The evolution of the pension fund

On 1 January 2016, a new pension administrator was introduced in the Netherlands: The General Pension Fund, also referred to as “APF”. On 22 December 2015, the Upper House of Parliament approved the bill for an APF and the accompanying amending Act. The Act took effect on 1 January 2016. This means that, since 1 January 2016, pension administrators can apply for an APF licence from DNB. The first APF licences are expected to be granted in March 2016.

Not only existing pension funds, but also employers, insurers, implementing agencies or asset managers can set up an APF. Particularly for small (and vulnerable) company pension funds, registering with the APF as the new pension administrator is a good option.

We can support you in the APF licence process and will be happy to discuss the possibilities in that respect with you.

What is an APF?
An APF is a new player in the second-pillar pension market that is governed by the Dutch Pensions Act. An APF abandons the existing delimitation of pension funds and allows ring fencing. This creates a new, broadly (European) usable pension vehicle with which multiple companies, or former pension funds, can register.

By using separate compartments (solidarity circles), an APF can administer various pension plans for affiliated or non-affiliated employers on a financially separate basis. This allows you to obtain economies of scale while maintaining your own identity.

An APF is required by law to have a (financially separate) buffer capital. The buffer capital is intended to cover the business risks and has the character of shareholders’ equity. The licence requires a buffer capital, despite the lack of clients at the time of the application for the licence.

The buffer capital is related to the amount of the invested capital, subject to a minimum amount of EUR 500,000 and a maximum amount of EUR 20 million. Furthermore, an APF must provide for cover of liability risks.

The APF can choose between a paritary governance model, an independent governance model, or a one-tier related governance model (paritary mixed, independent mixed, or reverse mixed).

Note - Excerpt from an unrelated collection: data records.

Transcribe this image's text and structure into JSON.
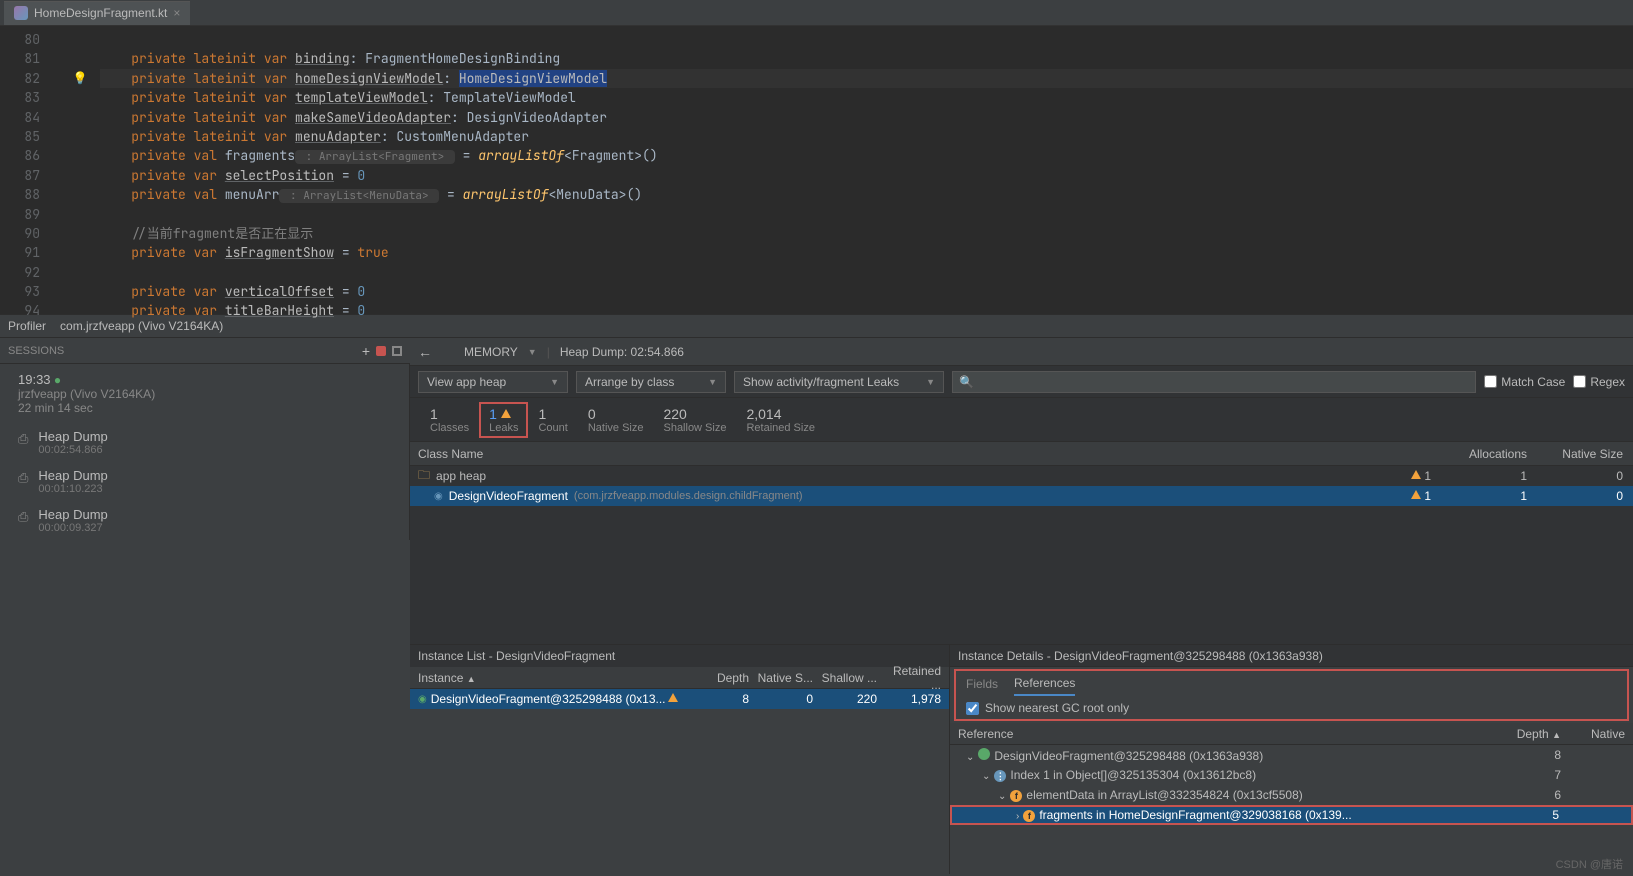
{
  "tab": {
    "filename": "HomeDesignFragment.kt"
  },
  "gutter_start": 80,
  "code_lines": [
    {
      "n": 80,
      "segs": []
    },
    {
      "n": 81,
      "segs": [
        [
          "    ",
          ""
        ],
        [
          "private ",
          "kw"
        ],
        [
          "lateinit ",
          "kw"
        ],
        [
          "var ",
          "kw"
        ],
        [
          "binding",
          "under"
        ],
        [
          ": FragmentHomeDesignBinding",
          "type"
        ]
      ]
    },
    {
      "n": 82,
      "bulb": true,
      "hl": true,
      "segs": [
        [
          "    ",
          ""
        ],
        [
          "private ",
          "kw"
        ],
        [
          "lateinit ",
          "kw"
        ],
        [
          "var ",
          "kw"
        ],
        [
          "homeDesignViewModel",
          "under"
        ],
        [
          ": ",
          "type"
        ],
        [
          "HomeDesignViewModel",
          "caret-sel"
        ]
      ]
    },
    {
      "n": 83,
      "segs": [
        [
          "    ",
          ""
        ],
        [
          "private ",
          "kw"
        ],
        [
          "lateinit ",
          "kw"
        ],
        [
          "var ",
          "kw"
        ],
        [
          "templateViewModel",
          "under"
        ],
        [
          ": TemplateViewModel",
          "type"
        ]
      ]
    },
    {
      "n": 84,
      "segs": [
        [
          "    ",
          ""
        ],
        [
          "private ",
          "kw"
        ],
        [
          "lateinit ",
          "kw"
        ],
        [
          "var ",
          "kw"
        ],
        [
          "makeSameVideoAdapter",
          "under"
        ],
        [
          ": DesignVideoAdapter",
          "type"
        ]
      ]
    },
    {
      "n": 85,
      "segs": [
        [
          "    ",
          ""
        ],
        [
          "private ",
          "kw"
        ],
        [
          "lateinit ",
          "kw"
        ],
        [
          "var ",
          "kw"
        ],
        [
          "menuAdapter",
          "under"
        ],
        [
          ": CustomMenuAdapter",
          "type"
        ]
      ]
    },
    {
      "n": 86,
      "segs": [
        [
          "    ",
          ""
        ],
        [
          "private ",
          "kw"
        ],
        [
          "val ",
          "kw"
        ],
        [
          "fragments",
          "ident"
        ],
        [
          " : ArrayList<Fragment> ",
          "hint"
        ],
        [
          " = ",
          "ident"
        ],
        [
          "arrayListOf",
          "func"
        ],
        [
          "<Fragment>()",
          "ident"
        ]
      ]
    },
    {
      "n": 87,
      "segs": [
        [
          "    ",
          ""
        ],
        [
          "private ",
          "kw"
        ],
        [
          "var ",
          "kw"
        ],
        [
          "selectPosition",
          "under"
        ],
        [
          " = ",
          "ident"
        ],
        [
          "0",
          "lit"
        ]
      ]
    },
    {
      "n": 88,
      "segs": [
        [
          "    ",
          ""
        ],
        [
          "private ",
          "kw"
        ],
        [
          "val ",
          "kw"
        ],
        [
          "menuArr",
          "ident"
        ],
        [
          " : ArrayList<MenuData> ",
          "hint"
        ],
        [
          " = ",
          "ident"
        ],
        [
          "arrayListOf",
          "func"
        ],
        [
          "<MenuData>()",
          "ident"
        ]
      ]
    },
    {
      "n": 89,
      "segs": []
    },
    {
      "n": 90,
      "segs": [
        [
          "    ",
          ""
        ],
        [
          "//当前fragment是否正在显示",
          "comment"
        ]
      ]
    },
    {
      "n": 91,
      "segs": [
        [
          "    ",
          ""
        ],
        [
          "private ",
          "kw"
        ],
        [
          "var ",
          "kw"
        ],
        [
          "isFragmentShow",
          "under"
        ],
        [
          " = ",
          "ident"
        ],
        [
          "true",
          "kw"
        ]
      ]
    },
    {
      "n": 92,
      "segs": []
    },
    {
      "n": 93,
      "segs": [
        [
          "    ",
          ""
        ],
        [
          "private ",
          "kw"
        ],
        [
          "var ",
          "kw"
        ],
        [
          "verticalOffset",
          "under"
        ],
        [
          " = ",
          "ident"
        ],
        [
          "0",
          "lit"
        ]
      ]
    },
    {
      "n": 94,
      "segs": [
        [
          "    ",
          ""
        ],
        [
          "private ",
          "kw"
        ],
        [
          "var ",
          "kw"
        ],
        [
          "titleBarHeight",
          "under"
        ],
        [
          " = ",
          "ident"
        ],
        [
          "0",
          "lit"
        ]
      ]
    }
  ],
  "profiler": {
    "breadcrumb": [
      "Profiler",
      "com.jrzfveapp (Vivo V2164KA)"
    ],
    "sessions_label": "SESSIONS",
    "session": {
      "time": "19:33",
      "device": "jrzfveapp (Vivo V2164KA)",
      "duration": "22 min 14 sec"
    },
    "dumps": [
      {
        "title": "Heap Dump",
        "time": "00:02:54.866"
      },
      {
        "title": "Heap Dump",
        "time": "00:01:10.223"
      },
      {
        "title": "Heap Dump",
        "time": "00:00:09.327"
      }
    ],
    "memory_label": "MEMORY",
    "heap_label": "Heap Dump: 02:54.866",
    "combo1": "View app heap",
    "combo2": "Arrange by class",
    "combo3": "Show activity/fragment Leaks",
    "match_case": "Match Case",
    "regex": "Regex",
    "stats": [
      {
        "num": "1",
        "label": "Classes"
      },
      {
        "num": "1",
        "label": "Leaks",
        "warn": true,
        "boxed": true
      },
      {
        "num": "1",
        "label": "Count"
      },
      {
        "num": "0",
        "label": "Native Size"
      },
      {
        "num": "220",
        "label": "Shallow Size"
      },
      {
        "num": "2,014",
        "label": "Retained Size"
      }
    ],
    "class_cols": [
      "Class Name",
      "Allocations",
      "Native Size"
    ],
    "heap_name": "app heap",
    "class_row": {
      "name": "DesignVideoFragment",
      "pkg": "(com.jrzfveapp.modules.design.childFragment)",
      "warn": "1",
      "alloc": "1",
      "native": "0"
    },
    "heap_row_vals": {
      "warn": "1",
      "alloc": "1",
      "native": "0"
    }
  },
  "instances": {
    "list_title": "Instance List - DesignVideoFragment",
    "cols": [
      "Instance",
      "Depth",
      "Native S...",
      "Shallow ...",
      "Retained ..."
    ],
    "row": {
      "name": "DesignVideoFragment@325298488 (0x13...",
      "depth": "8",
      "native": "0",
      "shallow": "220",
      "retained": "1,978"
    }
  },
  "details": {
    "title": "Instance Details - DesignVideoFragment@325298488 (0x1363a938)",
    "tabs": [
      "Fields",
      "References"
    ],
    "gc_label": "Show nearest GC root only",
    "ref_cols": [
      "Reference",
      "Depth",
      "Native"
    ],
    "refs": [
      {
        "indent": 0,
        "chev": "⌄",
        "icon": "green",
        "text": "DesignVideoFragment@325298488 (0x1363a938)",
        "depth": "8"
      },
      {
        "indent": 1,
        "chev": "⌄",
        "icon": "blue",
        "text": "Index 1 in Object[]@325135304 (0x13612bc8)",
        "depth": "7"
      },
      {
        "indent": 2,
        "chev": "⌄",
        "icon": "orange",
        "text": "elementData in ArrayList@332354824 (0x13cf5508)",
        "depth": "6"
      },
      {
        "indent": 3,
        "chev": "›",
        "icon": "orange",
        "text": "fragments in HomeDesignFragment@329038168 (0x139...",
        "depth": "5",
        "sel": true,
        "red": true
      }
    ]
  },
  "watermark": "CSDN @唐诺"
}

In our opinion, only the independent governance model and the mixed independent governance model are appropriate for an APF. Due to the required parity, the other governance models entail such a complex governance structure that the administrative advantages of an APF will often be undone.

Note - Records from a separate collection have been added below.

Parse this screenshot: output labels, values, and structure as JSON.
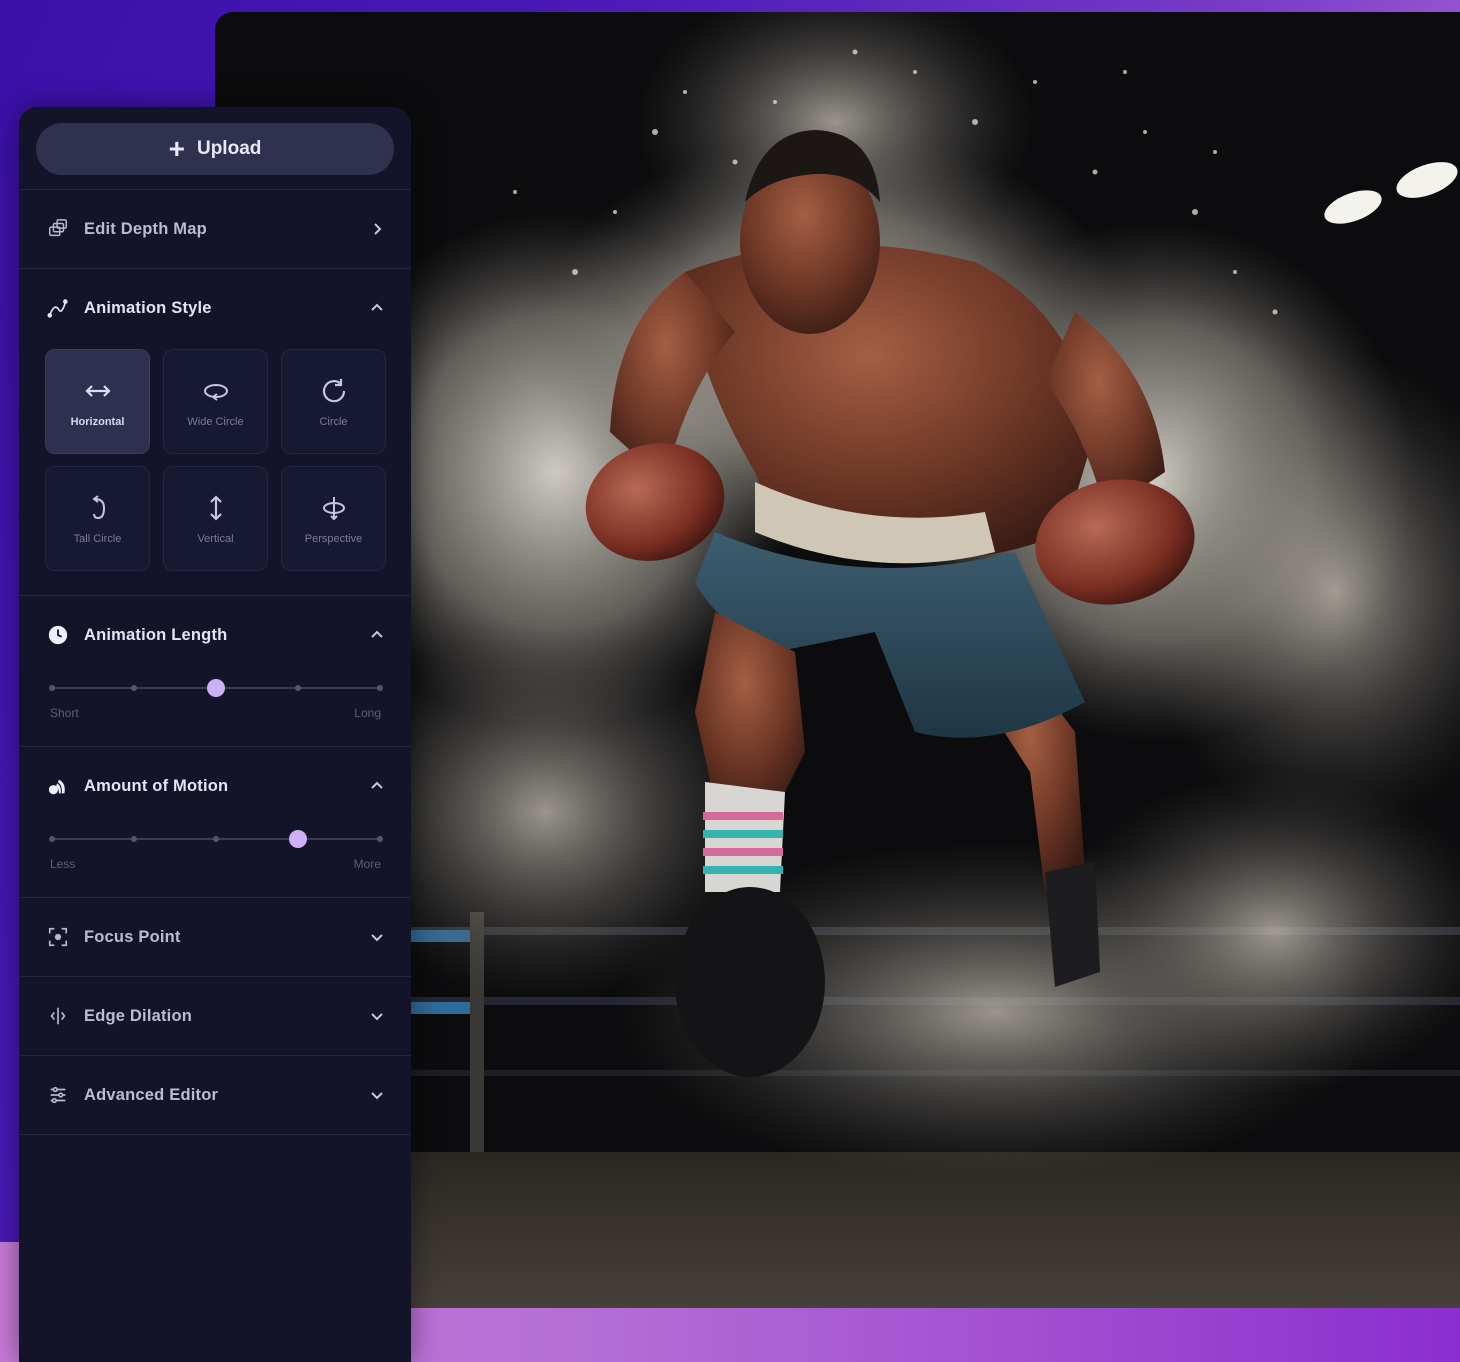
{
  "upload": {
    "label": "Upload"
  },
  "sections": {
    "edit_depth_map": {
      "title": "Edit Depth Map",
      "state": "collapsed"
    },
    "animation_style": {
      "title": "Animation Style",
      "state": "expanded",
      "options": [
        {
          "label": "Horizontal",
          "icon": "horizontal-arrows-icon",
          "selected": true
        },
        {
          "label": "Wide Circle",
          "icon": "wide-circle-icon",
          "selected": false
        },
        {
          "label": "Circle",
          "icon": "circle-arrow-icon",
          "selected": false
        },
        {
          "label": "Tall Circle",
          "icon": "tall-circle-icon",
          "selected": false
        },
        {
          "label": "Vertical",
          "icon": "vertical-arrows-icon",
          "selected": false
        },
        {
          "label": "Perspective",
          "icon": "perspective-icon",
          "selected": false
        }
      ]
    },
    "animation_length": {
      "title": "Animation Length",
      "state": "expanded",
      "min_label": "Short",
      "max_label": "Long",
      "steps": 5,
      "value_index": 2
    },
    "amount_of_motion": {
      "title": "Amount of Motion",
      "state": "expanded",
      "min_label": "Less",
      "max_label": "More",
      "steps": 5,
      "value_index": 3
    },
    "focus_point": {
      "title": "Focus Point",
      "state": "collapsed"
    },
    "edge_dilation": {
      "title": "Edge Dilation",
      "state": "collapsed"
    },
    "advanced_editor": {
      "title": "Advanced Editor",
      "state": "collapsed"
    }
  },
  "colors": {
    "panel_bg": "#13142a",
    "accent": "#cdb0f5",
    "selected_tile": "#2e3050"
  }
}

Why an APF?
An APF offers new possibilities for administration of existing or new pension plans. For example, an APF can lead to economy of scale, lower administration costs, professionalisation, and (gradual) standardisation of the pension administration while maintaining one’s own identity.

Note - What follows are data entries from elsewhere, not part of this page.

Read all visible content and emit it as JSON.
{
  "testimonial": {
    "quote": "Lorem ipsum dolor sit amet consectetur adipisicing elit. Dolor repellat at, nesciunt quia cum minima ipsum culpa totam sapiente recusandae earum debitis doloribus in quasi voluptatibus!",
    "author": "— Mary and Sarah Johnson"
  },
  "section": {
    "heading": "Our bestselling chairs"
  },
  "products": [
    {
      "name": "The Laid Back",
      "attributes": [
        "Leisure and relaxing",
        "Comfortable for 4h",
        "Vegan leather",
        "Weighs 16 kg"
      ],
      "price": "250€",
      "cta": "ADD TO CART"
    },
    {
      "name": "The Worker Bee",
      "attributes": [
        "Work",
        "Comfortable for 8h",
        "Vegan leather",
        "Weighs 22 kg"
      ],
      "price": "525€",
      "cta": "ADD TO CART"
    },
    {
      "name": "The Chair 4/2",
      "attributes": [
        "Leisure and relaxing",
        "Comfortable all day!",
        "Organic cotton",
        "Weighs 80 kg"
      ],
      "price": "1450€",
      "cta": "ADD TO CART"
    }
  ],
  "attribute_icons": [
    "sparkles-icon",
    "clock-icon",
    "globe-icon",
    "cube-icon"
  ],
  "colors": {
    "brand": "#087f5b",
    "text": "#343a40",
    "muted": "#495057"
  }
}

But, as said, an APF also offers opportunities from a European perspective. Moreover, an APF can be set up by anyone, including employers, insurers, implementing agencies or asset managers.

How can we help?
The APF is continuously under development. We closely monitor the developments so that we can advise you on the impact and the possibilities of an APF. In addition, we can put you in contact with players that are considering participating in and/or setting up an APF, or players that have already set up an APF.

We can help you make choices, such as the choice to set up your own APF or to register with an existing APF. And if that choice is to set up your own APF, we can assist you in applying for the licence.

Setting up an APF requires a licence from DNB. The experience that we have with setting up an APF, pension funds, and PPIs (which, incidentally, are subject to a similar licensing process), has taught us that this takes a great deal of time and solid preparation.

We are involved with parties, helping them prepare the application for an APF licence, and we have already filed an application for a licence with one party. Of course, we will also be glad to assist you in such a licensing process.


Contact:

Nicolette Opdam
Tel.: +31 88 407 0450